[WHAT THE EXERCISE ASKS] Scan the records below and copy every line that contains the string "http".

- Opening Delimiter -

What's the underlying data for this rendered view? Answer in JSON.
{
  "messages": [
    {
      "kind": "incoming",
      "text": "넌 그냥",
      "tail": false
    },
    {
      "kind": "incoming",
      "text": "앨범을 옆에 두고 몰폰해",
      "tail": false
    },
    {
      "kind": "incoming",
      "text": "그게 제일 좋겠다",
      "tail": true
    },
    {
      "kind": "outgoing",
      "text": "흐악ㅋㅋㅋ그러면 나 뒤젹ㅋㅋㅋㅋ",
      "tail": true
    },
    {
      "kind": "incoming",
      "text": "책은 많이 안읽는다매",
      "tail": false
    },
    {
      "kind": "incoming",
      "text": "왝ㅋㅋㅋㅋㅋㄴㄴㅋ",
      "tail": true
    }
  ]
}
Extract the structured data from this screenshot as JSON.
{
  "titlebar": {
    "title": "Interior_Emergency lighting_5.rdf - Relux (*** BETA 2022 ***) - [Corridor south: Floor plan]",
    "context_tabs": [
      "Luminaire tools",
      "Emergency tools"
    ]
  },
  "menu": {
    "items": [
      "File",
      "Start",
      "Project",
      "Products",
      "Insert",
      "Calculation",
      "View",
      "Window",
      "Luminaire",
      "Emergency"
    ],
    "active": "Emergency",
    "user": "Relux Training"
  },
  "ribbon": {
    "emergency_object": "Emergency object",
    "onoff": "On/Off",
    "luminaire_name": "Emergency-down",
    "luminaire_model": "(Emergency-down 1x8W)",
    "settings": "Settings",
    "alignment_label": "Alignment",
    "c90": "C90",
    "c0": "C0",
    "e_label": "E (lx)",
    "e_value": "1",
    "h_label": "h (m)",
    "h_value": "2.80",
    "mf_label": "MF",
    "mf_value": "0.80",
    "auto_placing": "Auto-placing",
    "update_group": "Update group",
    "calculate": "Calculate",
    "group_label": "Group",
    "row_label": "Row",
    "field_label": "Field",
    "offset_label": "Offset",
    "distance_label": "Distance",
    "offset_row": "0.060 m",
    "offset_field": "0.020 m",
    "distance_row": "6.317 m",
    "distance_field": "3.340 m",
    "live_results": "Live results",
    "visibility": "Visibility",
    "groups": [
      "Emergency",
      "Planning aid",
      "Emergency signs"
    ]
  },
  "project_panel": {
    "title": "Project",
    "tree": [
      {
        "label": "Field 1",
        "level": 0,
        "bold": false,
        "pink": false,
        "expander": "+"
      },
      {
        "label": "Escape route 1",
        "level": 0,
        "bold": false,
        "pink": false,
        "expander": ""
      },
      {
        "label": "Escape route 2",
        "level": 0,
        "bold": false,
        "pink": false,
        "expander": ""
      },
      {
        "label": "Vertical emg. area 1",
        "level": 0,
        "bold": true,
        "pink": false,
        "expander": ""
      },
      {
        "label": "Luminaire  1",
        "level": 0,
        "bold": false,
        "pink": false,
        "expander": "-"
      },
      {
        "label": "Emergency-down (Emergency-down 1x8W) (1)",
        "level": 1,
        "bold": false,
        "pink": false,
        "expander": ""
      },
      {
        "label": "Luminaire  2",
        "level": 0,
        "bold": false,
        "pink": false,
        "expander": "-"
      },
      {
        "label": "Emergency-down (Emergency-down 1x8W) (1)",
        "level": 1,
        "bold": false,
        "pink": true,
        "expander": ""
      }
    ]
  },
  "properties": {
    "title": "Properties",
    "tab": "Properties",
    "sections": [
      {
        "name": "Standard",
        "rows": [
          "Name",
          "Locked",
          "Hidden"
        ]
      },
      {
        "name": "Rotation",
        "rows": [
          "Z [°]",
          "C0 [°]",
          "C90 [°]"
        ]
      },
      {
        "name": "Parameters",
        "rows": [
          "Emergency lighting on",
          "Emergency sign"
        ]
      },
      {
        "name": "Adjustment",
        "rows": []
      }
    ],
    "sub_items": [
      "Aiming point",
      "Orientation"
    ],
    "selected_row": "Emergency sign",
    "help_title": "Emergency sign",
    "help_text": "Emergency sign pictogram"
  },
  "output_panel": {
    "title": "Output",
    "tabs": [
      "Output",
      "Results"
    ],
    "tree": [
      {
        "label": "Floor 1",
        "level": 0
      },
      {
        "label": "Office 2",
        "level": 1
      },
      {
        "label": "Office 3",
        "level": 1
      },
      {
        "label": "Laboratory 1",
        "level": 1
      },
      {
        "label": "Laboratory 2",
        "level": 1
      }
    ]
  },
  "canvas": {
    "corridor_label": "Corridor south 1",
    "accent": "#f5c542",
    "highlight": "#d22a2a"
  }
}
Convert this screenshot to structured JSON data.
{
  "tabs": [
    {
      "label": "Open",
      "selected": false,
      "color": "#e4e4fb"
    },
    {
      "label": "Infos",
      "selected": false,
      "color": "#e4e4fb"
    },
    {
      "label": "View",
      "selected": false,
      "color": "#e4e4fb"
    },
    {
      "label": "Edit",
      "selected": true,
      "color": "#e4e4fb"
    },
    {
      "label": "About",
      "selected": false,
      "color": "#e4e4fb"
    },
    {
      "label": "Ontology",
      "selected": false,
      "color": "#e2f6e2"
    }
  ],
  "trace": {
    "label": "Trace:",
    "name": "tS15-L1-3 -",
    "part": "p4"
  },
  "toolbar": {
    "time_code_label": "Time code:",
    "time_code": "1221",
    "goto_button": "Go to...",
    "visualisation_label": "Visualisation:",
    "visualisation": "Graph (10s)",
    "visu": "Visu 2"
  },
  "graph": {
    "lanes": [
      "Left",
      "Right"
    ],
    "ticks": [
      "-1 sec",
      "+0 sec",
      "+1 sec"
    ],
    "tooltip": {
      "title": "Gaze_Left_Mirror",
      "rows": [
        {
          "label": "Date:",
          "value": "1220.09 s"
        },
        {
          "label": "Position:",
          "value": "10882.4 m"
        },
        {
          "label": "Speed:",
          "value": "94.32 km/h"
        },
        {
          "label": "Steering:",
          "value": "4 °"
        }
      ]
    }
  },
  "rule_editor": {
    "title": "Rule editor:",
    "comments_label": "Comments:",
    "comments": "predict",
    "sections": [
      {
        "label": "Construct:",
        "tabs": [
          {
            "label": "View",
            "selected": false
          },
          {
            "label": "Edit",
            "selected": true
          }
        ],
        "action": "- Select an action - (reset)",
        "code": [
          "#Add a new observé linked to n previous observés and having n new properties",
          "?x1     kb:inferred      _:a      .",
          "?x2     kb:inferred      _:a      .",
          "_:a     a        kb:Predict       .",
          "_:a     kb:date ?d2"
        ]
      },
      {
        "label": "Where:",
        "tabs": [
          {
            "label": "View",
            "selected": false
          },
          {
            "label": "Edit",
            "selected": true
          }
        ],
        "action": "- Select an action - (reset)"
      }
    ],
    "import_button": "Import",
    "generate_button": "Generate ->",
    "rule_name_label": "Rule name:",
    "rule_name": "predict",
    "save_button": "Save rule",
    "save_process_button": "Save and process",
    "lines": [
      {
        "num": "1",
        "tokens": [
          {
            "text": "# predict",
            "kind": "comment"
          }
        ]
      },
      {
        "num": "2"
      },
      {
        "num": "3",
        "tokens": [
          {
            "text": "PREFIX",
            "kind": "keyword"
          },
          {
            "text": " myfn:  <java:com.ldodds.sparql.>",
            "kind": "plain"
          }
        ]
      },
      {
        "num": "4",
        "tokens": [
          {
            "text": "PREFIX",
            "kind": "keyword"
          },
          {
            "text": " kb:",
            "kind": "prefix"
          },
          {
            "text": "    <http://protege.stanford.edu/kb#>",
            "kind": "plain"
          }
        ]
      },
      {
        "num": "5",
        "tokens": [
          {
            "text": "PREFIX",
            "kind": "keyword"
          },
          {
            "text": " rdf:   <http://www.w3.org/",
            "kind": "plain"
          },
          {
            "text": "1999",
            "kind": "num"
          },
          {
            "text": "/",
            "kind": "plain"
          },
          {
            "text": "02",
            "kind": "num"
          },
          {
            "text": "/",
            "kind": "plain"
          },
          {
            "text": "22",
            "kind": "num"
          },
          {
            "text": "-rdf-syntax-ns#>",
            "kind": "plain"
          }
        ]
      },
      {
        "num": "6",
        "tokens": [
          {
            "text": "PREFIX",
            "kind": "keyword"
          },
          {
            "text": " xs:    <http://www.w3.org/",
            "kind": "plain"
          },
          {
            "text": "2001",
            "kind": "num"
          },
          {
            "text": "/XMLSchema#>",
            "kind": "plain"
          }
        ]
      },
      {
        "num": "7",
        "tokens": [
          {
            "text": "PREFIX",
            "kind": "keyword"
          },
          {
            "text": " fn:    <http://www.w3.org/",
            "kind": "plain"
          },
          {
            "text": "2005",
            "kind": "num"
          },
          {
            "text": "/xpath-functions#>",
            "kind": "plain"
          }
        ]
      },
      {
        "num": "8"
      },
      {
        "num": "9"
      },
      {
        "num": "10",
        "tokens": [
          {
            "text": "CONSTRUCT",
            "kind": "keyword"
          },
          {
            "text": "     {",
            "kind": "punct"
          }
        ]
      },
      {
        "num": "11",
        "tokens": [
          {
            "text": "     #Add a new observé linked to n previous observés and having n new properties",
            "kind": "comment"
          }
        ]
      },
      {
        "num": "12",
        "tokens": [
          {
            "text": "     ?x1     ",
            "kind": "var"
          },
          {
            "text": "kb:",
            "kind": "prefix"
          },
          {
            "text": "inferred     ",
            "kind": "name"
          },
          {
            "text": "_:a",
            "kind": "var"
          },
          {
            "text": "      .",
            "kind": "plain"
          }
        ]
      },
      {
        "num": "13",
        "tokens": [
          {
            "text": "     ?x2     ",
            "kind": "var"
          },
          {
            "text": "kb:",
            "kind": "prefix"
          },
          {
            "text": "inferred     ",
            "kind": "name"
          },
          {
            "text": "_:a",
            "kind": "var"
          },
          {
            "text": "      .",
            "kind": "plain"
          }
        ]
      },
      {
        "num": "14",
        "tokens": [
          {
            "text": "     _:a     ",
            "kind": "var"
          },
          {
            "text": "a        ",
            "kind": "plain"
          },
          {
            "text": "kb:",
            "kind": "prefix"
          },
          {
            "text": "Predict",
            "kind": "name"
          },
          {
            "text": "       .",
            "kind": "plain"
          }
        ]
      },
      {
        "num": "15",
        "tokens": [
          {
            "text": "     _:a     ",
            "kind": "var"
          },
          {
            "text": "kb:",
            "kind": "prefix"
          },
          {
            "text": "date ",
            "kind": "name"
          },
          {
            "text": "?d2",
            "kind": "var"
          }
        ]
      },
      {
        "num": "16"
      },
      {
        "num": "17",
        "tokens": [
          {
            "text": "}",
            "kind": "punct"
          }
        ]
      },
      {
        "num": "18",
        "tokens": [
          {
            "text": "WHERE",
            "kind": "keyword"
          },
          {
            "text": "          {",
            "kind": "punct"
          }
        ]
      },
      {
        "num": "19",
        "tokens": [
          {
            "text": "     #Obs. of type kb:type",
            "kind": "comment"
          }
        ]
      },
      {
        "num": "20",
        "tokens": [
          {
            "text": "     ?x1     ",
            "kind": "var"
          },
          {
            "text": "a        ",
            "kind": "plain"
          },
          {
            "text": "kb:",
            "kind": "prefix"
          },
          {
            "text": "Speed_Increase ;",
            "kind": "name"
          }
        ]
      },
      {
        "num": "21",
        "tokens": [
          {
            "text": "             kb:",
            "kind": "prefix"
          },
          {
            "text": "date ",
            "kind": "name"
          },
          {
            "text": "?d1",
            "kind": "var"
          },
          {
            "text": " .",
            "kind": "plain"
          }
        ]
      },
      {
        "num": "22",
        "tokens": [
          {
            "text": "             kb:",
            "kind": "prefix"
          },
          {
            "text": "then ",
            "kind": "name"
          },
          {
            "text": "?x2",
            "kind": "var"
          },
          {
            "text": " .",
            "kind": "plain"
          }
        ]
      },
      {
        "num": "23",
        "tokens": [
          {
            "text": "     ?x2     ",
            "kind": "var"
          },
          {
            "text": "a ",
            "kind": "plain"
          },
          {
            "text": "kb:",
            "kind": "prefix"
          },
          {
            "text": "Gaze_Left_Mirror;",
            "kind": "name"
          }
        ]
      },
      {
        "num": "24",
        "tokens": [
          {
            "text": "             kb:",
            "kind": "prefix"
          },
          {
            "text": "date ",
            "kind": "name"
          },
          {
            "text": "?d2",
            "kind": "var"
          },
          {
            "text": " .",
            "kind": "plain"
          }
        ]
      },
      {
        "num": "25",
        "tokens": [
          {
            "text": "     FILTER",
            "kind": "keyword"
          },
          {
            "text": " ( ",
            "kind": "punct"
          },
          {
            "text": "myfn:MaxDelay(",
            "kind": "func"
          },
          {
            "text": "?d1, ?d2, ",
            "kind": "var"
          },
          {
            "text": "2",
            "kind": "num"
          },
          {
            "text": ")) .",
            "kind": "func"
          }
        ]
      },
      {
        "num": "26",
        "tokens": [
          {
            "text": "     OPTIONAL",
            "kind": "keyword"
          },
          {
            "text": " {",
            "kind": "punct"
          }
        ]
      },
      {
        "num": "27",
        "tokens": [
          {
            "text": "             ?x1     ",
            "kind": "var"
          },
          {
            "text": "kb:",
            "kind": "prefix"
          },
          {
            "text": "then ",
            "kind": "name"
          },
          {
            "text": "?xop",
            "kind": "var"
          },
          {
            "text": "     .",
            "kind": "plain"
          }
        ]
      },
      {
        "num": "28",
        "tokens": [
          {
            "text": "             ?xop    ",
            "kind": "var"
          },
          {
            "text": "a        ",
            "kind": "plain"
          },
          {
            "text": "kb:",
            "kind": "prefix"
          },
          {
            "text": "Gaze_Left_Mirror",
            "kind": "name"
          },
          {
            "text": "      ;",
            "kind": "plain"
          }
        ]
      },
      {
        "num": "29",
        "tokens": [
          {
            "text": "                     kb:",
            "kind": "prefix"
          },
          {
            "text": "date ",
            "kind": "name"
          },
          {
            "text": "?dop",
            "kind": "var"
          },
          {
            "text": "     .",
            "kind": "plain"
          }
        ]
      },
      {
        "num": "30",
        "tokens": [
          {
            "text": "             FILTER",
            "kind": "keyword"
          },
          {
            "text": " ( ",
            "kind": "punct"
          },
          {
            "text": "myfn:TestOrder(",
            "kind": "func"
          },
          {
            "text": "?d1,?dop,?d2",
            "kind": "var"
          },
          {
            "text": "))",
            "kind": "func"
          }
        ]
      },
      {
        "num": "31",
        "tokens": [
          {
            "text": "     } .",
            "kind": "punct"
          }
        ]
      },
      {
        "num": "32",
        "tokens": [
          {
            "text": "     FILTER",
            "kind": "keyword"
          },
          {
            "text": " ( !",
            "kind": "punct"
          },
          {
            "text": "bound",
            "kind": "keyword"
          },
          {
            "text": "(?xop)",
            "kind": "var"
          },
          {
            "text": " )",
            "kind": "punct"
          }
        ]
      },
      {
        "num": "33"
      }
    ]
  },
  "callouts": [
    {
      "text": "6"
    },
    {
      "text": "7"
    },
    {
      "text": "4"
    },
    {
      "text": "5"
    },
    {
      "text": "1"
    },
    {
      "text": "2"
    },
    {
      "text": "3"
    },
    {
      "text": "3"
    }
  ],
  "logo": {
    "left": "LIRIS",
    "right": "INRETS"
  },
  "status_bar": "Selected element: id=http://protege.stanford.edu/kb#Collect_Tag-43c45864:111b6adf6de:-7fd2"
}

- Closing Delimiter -

[ANSWER FOR THE TASK]
            "text": "    <http://protege.stanford.edu/kb#>",
            "text": " rdf:   <http://www.w3.org/",
            "text": " xs:    <http://www.w3.org/",
            "text": " fn:    <http://www.w3.org/",
  "status_bar": "Selected element: id=http://protege.stanford.edu/kb#Collect_Tag-43c45864:111b6adf6de:-7fd2"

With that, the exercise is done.